A CLOSE ally of borough MP Andy Burnham has been sacked in Jeremy Corbyn’s so-called revenge reshuffle.
Michael Dugher, who led Mr Burnham’s leadership campaign, announced he had been “sacked” from the post of shadow culture secretary as part of the Labour leader’s shake-up of the shadow Cabinet.
Mr Burnham, who is the current shadow home secretary, was among the first to pay tribute to Mr Dugher.
He said: “We face a big challenge in winning back the trust of our traditional supporters in the North and the Midlands and Michael is one of the authentic voices who can do that. I thank him for all the support he has given me and wish him well.
“He has served Labour with distinction and can leave the front bench with his head held high.”
Mr Corbyn’s decision to kick out the Barnsley East MP saw many other MPs express their dismay at the move.
And the party said a planned meeting of the shadow cabinet which had been set for 12.45pm had been cancelled.
Labour deputy leader Tom Watson led the praise for the ousted frontbencher.
He said: “Michael Dugher is a rare politician - a talented working-class MP who hasn’t lost his strong Yorkshire roots.
“Politicians with his ability and commitment can make a difference in any role. Labour’s loss in the shadow cabinet will be compensated by Michael’s free thought on the backbenches.”
Gloria De Piero, shadow minister for young people, said: “In over 20 years of friendship with Michael I have witnessed his tireless commitment and determination to campaign for a Labour government and I know that will continue from the back benches. But it’s always sad to lose someone from an ordinary background from the shadow cabinet.”
Luciana Berger, shadow minister for mental health, said: “Sorry @MichaelDugher leaving the shadow cabinet. One of @UKLabour’s best campaigners who’s worked hard to widen access to the arts & sport.”
Shadow Northern Ireland secretary Vernon Coaker wrote: “Really sorry to see @MichaelDugher leave Shad Cab. He will be missed! He will be just as ferocious attacking the Tories from the b/benches.”
Fellow Barnsley MP Dan Jarvis, who is widely tipped as a future party leader, said: “Sad to see this. @MichaelDugher is a highly effective & authentic voice 4 working ppl & a great champion for #Labour.”
Shadow defence minister Toby Perkins said: “Sad to hear this, always effective at putting Tories on the back foot, something we need to do more of.”
Jon Ashworth, shadow minister without portfolio, said: “I’ve been mates with @MichaelDugher since I was 16. Sorry to hear this news. I know he will continue to campaign hard for the party he loves.”
Graham Jones, Labour MP for Haslingden and Hyndburn in Lancashire, tweeted: “With the sacking of Dugher, traditional working-class Labour is dying.”
But Bassetlaw MP John Mann tweeted: “All this guff about @MichaelDugher. He’s a mate of mine. But Corbyn won. It’s politics. Personally I wouldn’t have freed him up, but then..”
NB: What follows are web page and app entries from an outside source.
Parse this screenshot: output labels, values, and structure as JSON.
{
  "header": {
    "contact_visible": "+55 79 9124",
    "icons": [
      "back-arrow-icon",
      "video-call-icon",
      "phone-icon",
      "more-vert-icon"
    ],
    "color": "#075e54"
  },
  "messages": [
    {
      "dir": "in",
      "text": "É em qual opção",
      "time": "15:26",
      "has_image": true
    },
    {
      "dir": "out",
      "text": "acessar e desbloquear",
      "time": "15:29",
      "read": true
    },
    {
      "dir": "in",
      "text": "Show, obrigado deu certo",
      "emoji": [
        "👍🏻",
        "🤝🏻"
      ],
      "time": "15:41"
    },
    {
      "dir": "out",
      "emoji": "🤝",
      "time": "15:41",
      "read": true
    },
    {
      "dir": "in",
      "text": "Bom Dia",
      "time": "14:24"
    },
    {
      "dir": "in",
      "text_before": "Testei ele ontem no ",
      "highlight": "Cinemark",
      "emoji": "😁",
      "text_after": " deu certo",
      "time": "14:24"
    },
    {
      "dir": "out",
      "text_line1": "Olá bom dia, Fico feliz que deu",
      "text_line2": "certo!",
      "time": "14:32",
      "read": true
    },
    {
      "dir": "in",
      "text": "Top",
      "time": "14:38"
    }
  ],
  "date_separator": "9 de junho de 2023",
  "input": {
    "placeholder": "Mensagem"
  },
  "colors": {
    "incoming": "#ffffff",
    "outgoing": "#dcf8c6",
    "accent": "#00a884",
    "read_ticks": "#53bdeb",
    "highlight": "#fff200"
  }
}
Mr Dugher voted in favour of UK military action in Syria in last month’s free vote in the House of Commons. He had warned Mr Corbyn he would end up with a “politburo of seven” at the top of the party if he attempted to use a reshuffle to surround himself with allies from the Labour left.
In a message on Twitter, Mr Dugher announced: “Just been sacked by Jeremy Corbyn. I wished him a happy new year.”
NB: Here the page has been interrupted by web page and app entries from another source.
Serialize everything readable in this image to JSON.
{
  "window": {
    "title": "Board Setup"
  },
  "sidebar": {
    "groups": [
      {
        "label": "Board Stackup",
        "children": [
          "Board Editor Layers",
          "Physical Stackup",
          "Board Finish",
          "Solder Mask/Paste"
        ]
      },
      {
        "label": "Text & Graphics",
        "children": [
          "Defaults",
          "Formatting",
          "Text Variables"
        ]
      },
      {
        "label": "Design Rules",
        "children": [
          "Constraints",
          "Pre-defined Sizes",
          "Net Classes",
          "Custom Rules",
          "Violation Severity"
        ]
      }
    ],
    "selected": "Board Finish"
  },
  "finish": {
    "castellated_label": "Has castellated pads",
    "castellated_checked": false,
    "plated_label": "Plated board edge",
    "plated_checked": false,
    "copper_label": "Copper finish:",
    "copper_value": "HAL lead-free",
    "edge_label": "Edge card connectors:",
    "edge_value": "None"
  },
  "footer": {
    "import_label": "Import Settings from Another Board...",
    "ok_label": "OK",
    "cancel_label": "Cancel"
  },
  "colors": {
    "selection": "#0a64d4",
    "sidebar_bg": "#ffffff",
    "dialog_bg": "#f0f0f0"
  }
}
Mr Corbyn is expected to use the first day of the Commons’ return from Christmas recess to finalise the shake-up of his top team, after late-night talks with key members of the shadow cabinet ended without any announcement on Monday.
A spokesman for Mr Corbyn said the leader had “several discussions in relation to changes to the shadow cabinet” but would not give any details of who, if anyone, was being moved or sacked.
The talks followed speculation of a possible “purge” of those with views at odds with the leader, including shadow defence secretary Maria Eagle’s support for the renewal of the UK’s Trident nuclear deterrent.
Another nine shadow cabinet members voted for air strikes after Mr Corbyn was forced to allow a free vote - fuelling suggestions that he could replace them with left-wing supporters.
But the scope of the changes appeared increasingly likely to end up narrower than mooted, as the leadership sought to balance the desire for a coherent message on the front bench with the major backlash in the parliamentary party that would greet any move to freeze out moderates.